* ASSIGNED TASK *
Repeat the following entries verbatim, apart from the pictures.

[Source records]
*** Begin section ***

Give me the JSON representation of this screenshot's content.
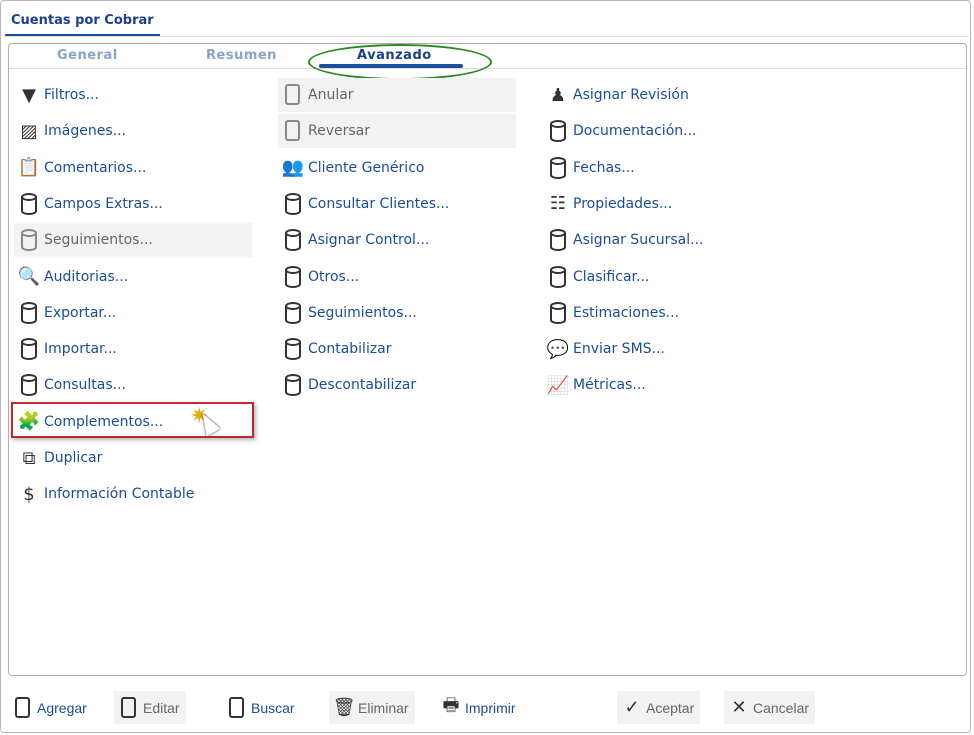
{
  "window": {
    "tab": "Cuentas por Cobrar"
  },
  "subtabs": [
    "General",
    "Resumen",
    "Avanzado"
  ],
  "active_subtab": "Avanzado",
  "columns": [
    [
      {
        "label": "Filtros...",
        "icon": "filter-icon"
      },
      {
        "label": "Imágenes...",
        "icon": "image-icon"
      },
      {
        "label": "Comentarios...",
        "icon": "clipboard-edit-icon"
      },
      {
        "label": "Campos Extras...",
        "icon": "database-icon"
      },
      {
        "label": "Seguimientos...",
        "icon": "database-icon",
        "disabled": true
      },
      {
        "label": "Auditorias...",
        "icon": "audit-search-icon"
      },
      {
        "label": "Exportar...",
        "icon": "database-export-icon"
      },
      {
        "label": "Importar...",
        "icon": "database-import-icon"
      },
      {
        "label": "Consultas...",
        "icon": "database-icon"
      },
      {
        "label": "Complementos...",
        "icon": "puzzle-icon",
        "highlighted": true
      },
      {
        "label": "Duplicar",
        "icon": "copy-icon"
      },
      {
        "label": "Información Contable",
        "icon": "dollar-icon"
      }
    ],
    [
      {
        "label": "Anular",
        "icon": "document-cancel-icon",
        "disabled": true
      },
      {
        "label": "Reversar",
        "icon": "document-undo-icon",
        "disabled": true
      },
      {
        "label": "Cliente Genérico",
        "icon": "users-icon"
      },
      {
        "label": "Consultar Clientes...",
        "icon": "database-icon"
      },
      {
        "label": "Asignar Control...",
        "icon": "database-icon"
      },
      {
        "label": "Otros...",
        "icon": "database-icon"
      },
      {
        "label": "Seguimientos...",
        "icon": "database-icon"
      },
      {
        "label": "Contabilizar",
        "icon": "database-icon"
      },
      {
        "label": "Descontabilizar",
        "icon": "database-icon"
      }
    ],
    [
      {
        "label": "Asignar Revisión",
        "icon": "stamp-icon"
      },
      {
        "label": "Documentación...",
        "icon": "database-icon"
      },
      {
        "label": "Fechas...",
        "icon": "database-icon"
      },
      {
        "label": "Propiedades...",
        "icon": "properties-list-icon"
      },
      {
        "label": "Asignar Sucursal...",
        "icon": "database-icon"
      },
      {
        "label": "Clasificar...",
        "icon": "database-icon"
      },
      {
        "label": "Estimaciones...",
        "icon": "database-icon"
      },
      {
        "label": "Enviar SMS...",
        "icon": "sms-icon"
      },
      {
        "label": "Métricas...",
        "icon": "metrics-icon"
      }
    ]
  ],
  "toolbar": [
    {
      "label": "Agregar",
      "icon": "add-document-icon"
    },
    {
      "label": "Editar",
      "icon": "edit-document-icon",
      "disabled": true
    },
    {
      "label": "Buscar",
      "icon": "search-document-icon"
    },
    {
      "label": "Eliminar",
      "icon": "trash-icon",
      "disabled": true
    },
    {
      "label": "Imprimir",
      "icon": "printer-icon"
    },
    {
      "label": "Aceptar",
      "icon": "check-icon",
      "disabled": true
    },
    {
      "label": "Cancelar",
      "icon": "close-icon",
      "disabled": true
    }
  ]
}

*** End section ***

* PROBLEM SOLUTION *
Give me the JSON representation of this screenshot's content.
{
  "window": {
    "tab": "Cuentas por Cobrar"
  },
  "subtabs": [
    "General",
    "Resumen",
    "Avanzado"
  ],
  "active_subtab": "Avanzado",
  "columns": [
    [
      {
        "label": "Filtros...",
        "icon": "filter-icon"
      },
      {
        "label": "Imágenes...",
        "icon": "image-icon"
      },
      {
        "label": "Comentarios...",
        "icon": "clipboard-edit-icon"
      },
      {
        "label": "Campos Extras...",
        "icon": "database-icon"
      },
      {
        "label": "Seguimientos...",
        "icon": "database-icon",
        "disabled": true
      },
      {
        "label": "Auditorias...",
        "icon": "audit-search-icon"
      },
      {
        "label": "Exportar...",
        "icon": "database-export-icon"
      },
      {
        "label": "Importar...",
        "icon": "database-import-icon"
      },
      {
        "label": "Consultas...",
        "icon": "database-icon"
      },
      {
        "label": "Complementos...",
        "icon": "puzzle-icon",
        "highlighted": true
      },
      {
        "label": "Duplicar",
        "icon": "copy-icon"
      },
      {
        "label": "Información Contable",
        "icon": "dollar-icon"
      }
    ],
    [
      {
        "label": "Anular",
        "icon": "document-cancel-icon",
        "disabled": true
      },
      {
        "label": "Reversar",
        "icon": "document-undo-icon",
        "disabled": true
      },
      {
        "label": "Cliente Genérico",
        "icon": "users-icon"
      },
      {
        "label": "Consultar Clientes...",
        "icon": "database-icon"
      },
      {
        "label": "Asignar Control...",
        "icon": "database-icon"
      },
      {
        "label": "Otros...",
        "icon": "database-icon"
      },
      {
        "label": "Seguimientos...",
        "icon": "database-icon"
      },
      {
        "label": "Contabilizar",
        "icon": "database-icon"
      },
      {
        "label": "Descontabilizar",
        "icon": "database-icon"
      }
    ],
    [
      {
        "label": "Asignar Revisión",
        "icon": "stamp-icon"
      },
      {
        "label": "Documentación...",
        "icon": "database-icon"
      },
      {
        "label": "Fechas...",
        "icon": "database-icon"
      },
      {
        "label": "Propiedades...",
        "icon": "properties-list-icon"
      },
      {
        "label": "Asignar Sucursal...",
        "icon": "database-icon"
      },
      {
        "label": "Clasificar...",
        "icon": "database-icon"
      },
      {
        "label": "Estimaciones...",
        "icon": "database-icon"
      },
      {
        "label": "Enviar SMS...",
        "icon": "sms-icon"
      },
      {
        "label": "Métricas...",
        "icon": "metrics-icon"
      }
    ]
  ],
  "toolbar": [
    {
      "label": "Agregar",
      "icon": "add-document-icon"
    },
    {
      "label": "Editar",
      "icon": "edit-document-icon",
      "disabled": true
    },
    {
      "label": "Buscar",
      "icon": "search-document-icon"
    },
    {
      "label": "Eliminar",
      "icon": "trash-icon",
      "disabled": true
    },
    {
      "label": "Imprimir",
      "icon": "printer-icon"
    },
    {
      "label": "Aceptar",
      "icon": "check-icon",
      "disabled": true
    },
    {
      "label": "Cancelar",
      "icon": "close-icon",
      "disabled": true
    }
  ]
}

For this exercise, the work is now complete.